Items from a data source

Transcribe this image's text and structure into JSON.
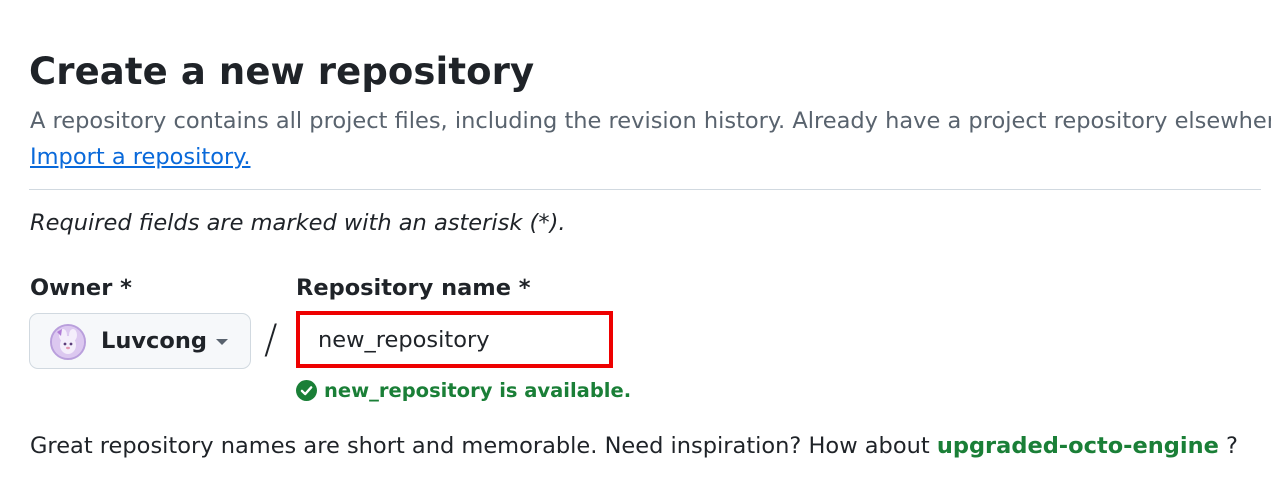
{
  "header": {
    "title": "Create a new repository",
    "subtitle": "A repository contains all project files, including the revision history. Already have a project repository elsewhere?",
    "import_link": "Import a repository."
  },
  "form": {
    "required_note": "Required fields are marked with an asterisk (*).",
    "owner": {
      "label": "Owner *",
      "selected": "Luvcong",
      "avatar_icon": "user-avatar",
      "dropdown_icon": "caret-down-icon"
    },
    "separator": "/",
    "repository_name": {
      "label": "Repository name *",
      "value": "new_repository",
      "highlight_color": "#ee0000"
    },
    "availability": {
      "icon": "check-circle-icon",
      "text": "new_repository is available.",
      "color": "#1a7f37"
    },
    "suggestion": {
      "prefix": "Great repository names are short and memorable. Need inspiration? How about",
      "name": "upgraded-octo-engine",
      "suffix": " ?"
    }
  },
  "colors": {
    "link": "#0969da",
    "success": "#1a7f37",
    "muted_text": "#59636e",
    "border": "#d1d9e0"
  }
}
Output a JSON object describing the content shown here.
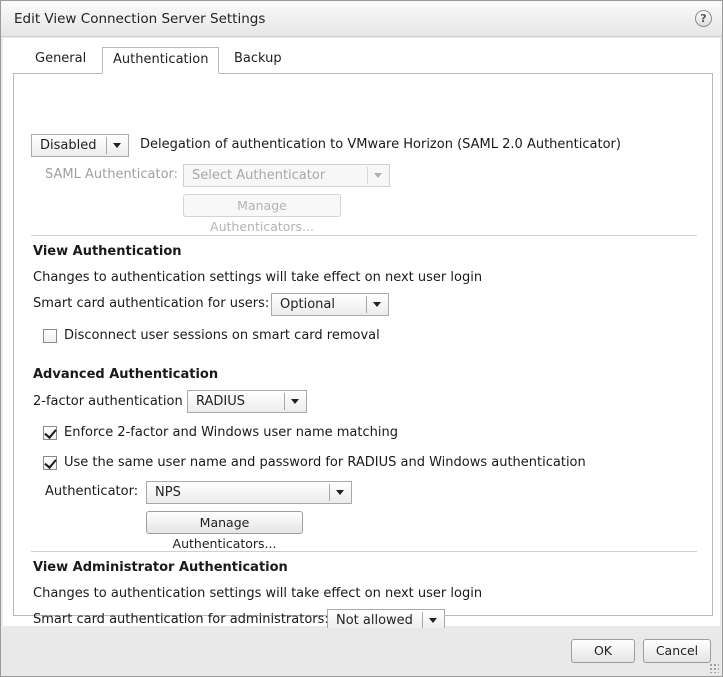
{
  "window": {
    "title": "Edit View Connection Server Settings",
    "help_glyph": "?"
  },
  "tabs": [
    {
      "label": "General",
      "active": false
    },
    {
      "label": "Authentication",
      "active": true
    },
    {
      "label": "Backup",
      "active": false
    }
  ],
  "delegation": {
    "value": "Disabled",
    "description": "Delegation of authentication to VMware Horizon (SAML 2.0 Authenticator)",
    "saml_label": "SAML Authenticator:",
    "saml_placeholder": "Select Authenticator",
    "manage_label": "Manage Authenticators..."
  },
  "view_auth": {
    "heading": "View Authentication",
    "note": "Changes to authentication settings will take effect on next user login",
    "smart_card_label": "Smart card authentication for users:",
    "smart_card_value": "Optional",
    "disconnect_label": "Disconnect user sessions on smart card removal",
    "disconnect_checked": false
  },
  "advanced_auth": {
    "heading": "Advanced Authentication",
    "two_factor_label": "2-factor authentication",
    "two_factor_value": "RADIUS",
    "enforce_label": "Enforce 2-factor and Windows user name matching",
    "enforce_checked": true,
    "same_creds_label": "Use the same user name and password for RADIUS and Windows authentication",
    "same_creds_checked": true,
    "authenticator_label": "Authenticator:",
    "authenticator_value": "NPS",
    "manage_label": "Manage Authenticators..."
  },
  "admin_auth": {
    "heading": "View Administrator Authentication",
    "note": "Changes to authentication settings will take effect on next user login",
    "smart_card_label": "Smart card authentication for administrators:",
    "smart_card_value": "Not allowed"
  },
  "footer": {
    "ok_label": "OK",
    "cancel_label": "Cancel"
  }
}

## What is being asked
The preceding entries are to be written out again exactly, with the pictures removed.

## Your solution
Transcribe this image's text and structure into JSON.
{
  "header": {
    "title": "Create a new repository",
    "subtitle": "A repository contains all project files, including the revision history. Already have a project repository elsewhere?",
    "import_link": "Import a repository."
  },
  "form": {
    "required_note": "Required fields are marked with an asterisk (*).",
    "owner": {
      "label": "Owner *",
      "selected": "Luvcong",
      "avatar_icon": "user-avatar",
      "dropdown_icon": "caret-down-icon"
    },
    "separator": "/",
    "repository_name": {
      "label": "Repository name *",
      "value": "new_repository",
      "highlight_color": "#ee0000"
    },
    "availability": {
      "icon": "check-circle-icon",
      "text": "new_repository is available.",
      "color": "#1a7f37"
    },
    "suggestion": {
      "prefix": "Great repository names are short and memorable. Need inspiration? How about",
      "name": "upgraded-octo-engine",
      "suffix": " ?"
    }
  },
  "colors": {
    "link": "#0969da",
    "success": "#1a7f37",
    "muted_text": "#59636e",
    "border": "#d1d9e0"
  }
}
Output a JSON object describing the content shown here.
{
  "window": {
    "title": "Edit View Connection Server Settings",
    "help_glyph": "?"
  },
  "tabs": [
    {
      "label": "General",
      "active": false
    },
    {
      "label": "Authentication",
      "active": true
    },
    {
      "label": "Backup",
      "active": false
    }
  ],
  "delegation": {
    "value": "Disabled",
    "description": "Delegation of authentication to VMware Horizon (SAML 2.0 Authenticator)",
    "saml_label": "SAML Authenticator:",
    "saml_placeholder": "Select Authenticator",
    "manage_label": "Manage Authenticators..."
  },
  "view_auth": {
    "heading": "View Authentication",
    "note": "Changes to authentication settings will take effect on next user login",
    "smart_card_label": "Smart card authentication for users:",
    "smart_card_value": "Optional",
    "disconnect_label": "Disconnect user sessions on smart card removal",
    "disconnect_checked": false
  },
  "advanced_auth": {
    "heading": "Advanced Authentication",
    "two_factor_label": "2-factor authentication",
    "two_factor_value": "RADIUS",
    "enforce_label": "Enforce 2-factor and Windows user name matching",
    "enforce_checked": true,
    "same_creds_label": "Use the same user name and password for RADIUS and Windows authentication",
    "same_creds_checked": true,
    "authenticator_label": "Authenticator:",
    "authenticator_value": "NPS",
    "manage_label": "Manage Authenticators..."
  },
  "admin_auth": {
    "heading": "View Administrator Authentication",
    "note": "Changes to authentication settings will take effect on next user login",
    "smart_card_label": "Smart card authentication for administrators:",
    "smart_card_value": "Not allowed"
  },
  "footer": {
    "ok_label": "OK",
    "cancel_label": "Cancel"
  }
}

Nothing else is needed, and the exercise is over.